**What you will do**: When the string "Used" appears in a line of the records, show the whole line.

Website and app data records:

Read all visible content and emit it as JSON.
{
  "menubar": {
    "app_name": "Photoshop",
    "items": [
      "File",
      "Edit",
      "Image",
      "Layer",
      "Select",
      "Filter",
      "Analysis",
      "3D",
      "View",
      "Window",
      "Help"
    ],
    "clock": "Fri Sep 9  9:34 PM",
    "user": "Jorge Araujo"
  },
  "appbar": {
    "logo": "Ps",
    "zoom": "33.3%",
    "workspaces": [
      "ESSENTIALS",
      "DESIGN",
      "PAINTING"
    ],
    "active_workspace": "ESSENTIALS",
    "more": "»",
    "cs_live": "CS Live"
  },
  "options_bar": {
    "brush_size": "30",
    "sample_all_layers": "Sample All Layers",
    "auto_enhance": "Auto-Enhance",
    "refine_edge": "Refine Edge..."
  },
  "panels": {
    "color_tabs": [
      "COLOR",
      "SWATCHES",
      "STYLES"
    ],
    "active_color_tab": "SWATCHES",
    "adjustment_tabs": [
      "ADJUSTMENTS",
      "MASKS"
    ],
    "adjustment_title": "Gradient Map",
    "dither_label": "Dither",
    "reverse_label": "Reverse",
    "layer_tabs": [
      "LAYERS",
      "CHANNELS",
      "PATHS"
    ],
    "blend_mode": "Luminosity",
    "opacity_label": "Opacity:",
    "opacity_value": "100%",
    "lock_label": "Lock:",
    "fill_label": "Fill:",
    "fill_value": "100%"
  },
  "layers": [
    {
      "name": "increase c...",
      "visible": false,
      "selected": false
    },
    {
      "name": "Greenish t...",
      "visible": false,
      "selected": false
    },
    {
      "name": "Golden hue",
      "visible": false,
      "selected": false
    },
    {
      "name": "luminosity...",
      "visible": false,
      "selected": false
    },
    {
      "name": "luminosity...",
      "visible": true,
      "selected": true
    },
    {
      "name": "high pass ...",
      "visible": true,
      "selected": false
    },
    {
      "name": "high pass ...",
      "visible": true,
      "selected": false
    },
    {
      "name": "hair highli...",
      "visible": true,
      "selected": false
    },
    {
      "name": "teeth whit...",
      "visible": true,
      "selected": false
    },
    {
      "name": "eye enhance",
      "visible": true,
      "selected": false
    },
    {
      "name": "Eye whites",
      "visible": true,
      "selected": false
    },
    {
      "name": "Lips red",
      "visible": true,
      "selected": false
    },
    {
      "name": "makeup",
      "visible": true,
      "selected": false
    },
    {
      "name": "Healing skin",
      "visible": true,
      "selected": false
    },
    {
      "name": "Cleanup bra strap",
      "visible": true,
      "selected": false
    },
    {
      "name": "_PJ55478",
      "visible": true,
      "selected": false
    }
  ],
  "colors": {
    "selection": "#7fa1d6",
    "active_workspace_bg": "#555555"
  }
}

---

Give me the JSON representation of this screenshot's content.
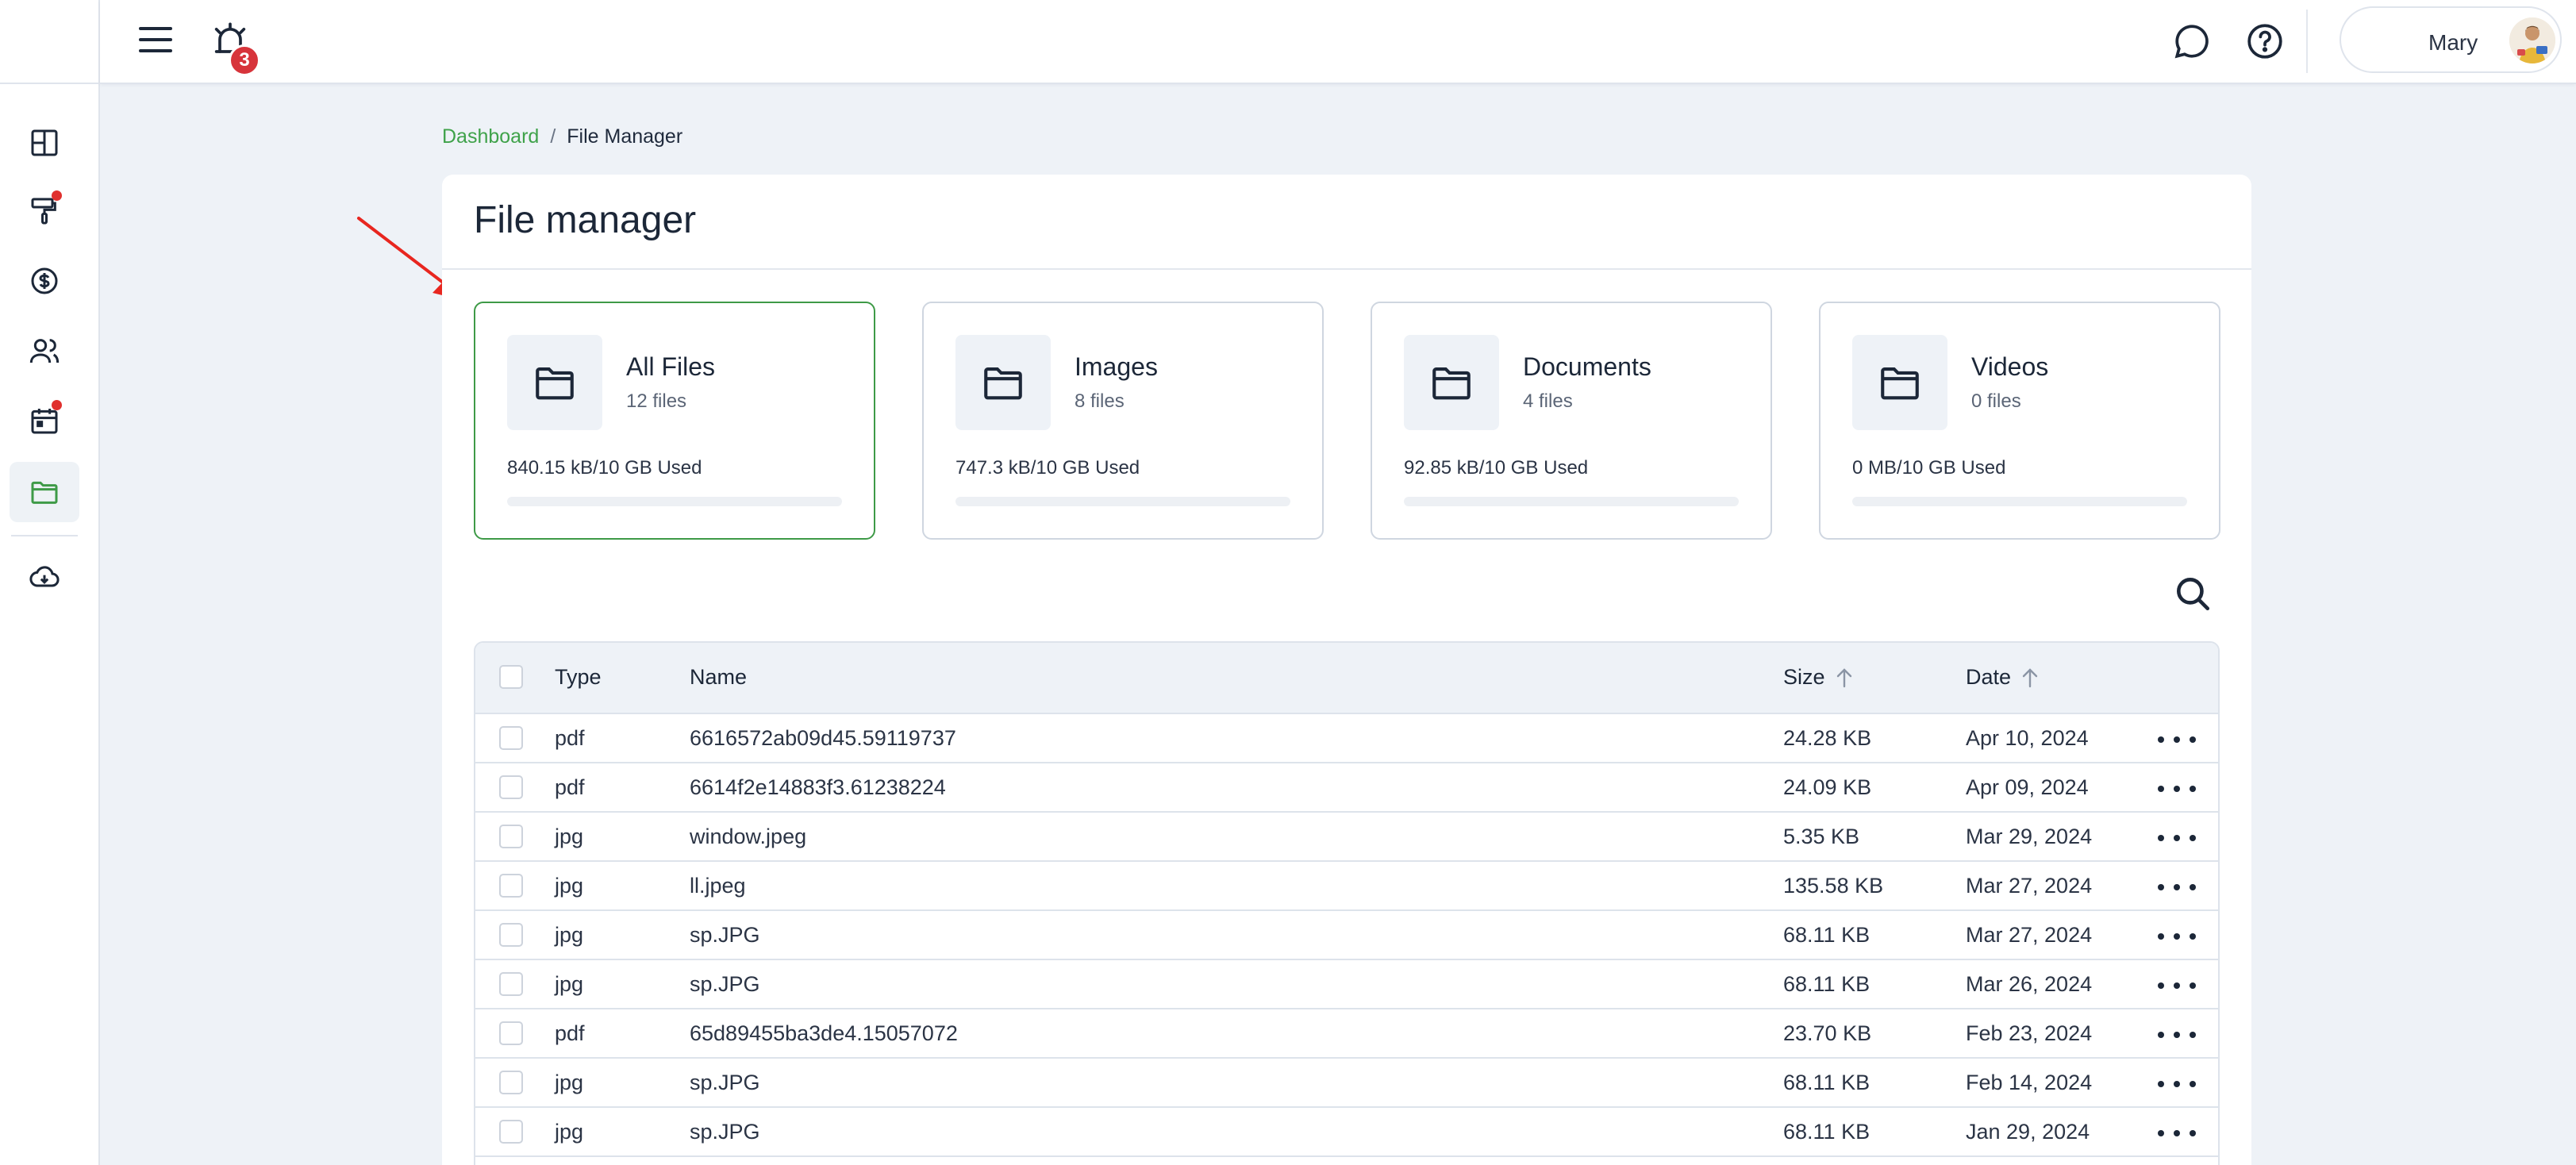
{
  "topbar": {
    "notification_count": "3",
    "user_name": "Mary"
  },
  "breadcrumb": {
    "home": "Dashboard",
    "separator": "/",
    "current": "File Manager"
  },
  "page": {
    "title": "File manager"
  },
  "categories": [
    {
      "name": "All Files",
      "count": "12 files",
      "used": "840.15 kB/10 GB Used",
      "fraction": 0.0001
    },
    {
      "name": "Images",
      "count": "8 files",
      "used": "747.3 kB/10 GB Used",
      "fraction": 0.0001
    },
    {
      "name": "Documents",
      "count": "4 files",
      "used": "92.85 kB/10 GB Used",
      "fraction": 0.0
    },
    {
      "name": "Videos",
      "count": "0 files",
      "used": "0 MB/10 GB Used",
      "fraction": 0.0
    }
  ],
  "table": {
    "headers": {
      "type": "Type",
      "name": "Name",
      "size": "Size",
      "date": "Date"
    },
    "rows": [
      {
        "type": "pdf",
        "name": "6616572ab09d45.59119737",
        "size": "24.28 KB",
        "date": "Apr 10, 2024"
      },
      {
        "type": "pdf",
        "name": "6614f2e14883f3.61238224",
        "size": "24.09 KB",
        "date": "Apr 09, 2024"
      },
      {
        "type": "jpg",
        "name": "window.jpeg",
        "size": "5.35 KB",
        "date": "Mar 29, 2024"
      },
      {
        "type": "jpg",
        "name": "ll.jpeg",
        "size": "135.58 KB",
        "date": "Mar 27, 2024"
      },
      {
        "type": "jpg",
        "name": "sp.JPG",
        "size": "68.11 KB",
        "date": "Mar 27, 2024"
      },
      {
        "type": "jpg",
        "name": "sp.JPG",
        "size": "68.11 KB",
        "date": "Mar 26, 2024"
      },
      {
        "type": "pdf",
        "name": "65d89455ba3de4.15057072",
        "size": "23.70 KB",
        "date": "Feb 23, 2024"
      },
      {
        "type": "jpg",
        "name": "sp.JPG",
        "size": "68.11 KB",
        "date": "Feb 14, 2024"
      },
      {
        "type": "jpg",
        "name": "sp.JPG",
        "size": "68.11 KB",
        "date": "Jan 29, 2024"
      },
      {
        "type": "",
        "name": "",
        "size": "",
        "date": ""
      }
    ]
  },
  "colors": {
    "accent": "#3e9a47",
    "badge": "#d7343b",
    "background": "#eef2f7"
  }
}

**Answer to this problem**:
      "used": "840.15 kB/10 GB Used",
      "used": "747.3 kB/10 GB Used",
      "used": "92.85 kB/10 GB Used",
      "used": "0 MB/10 GB Used",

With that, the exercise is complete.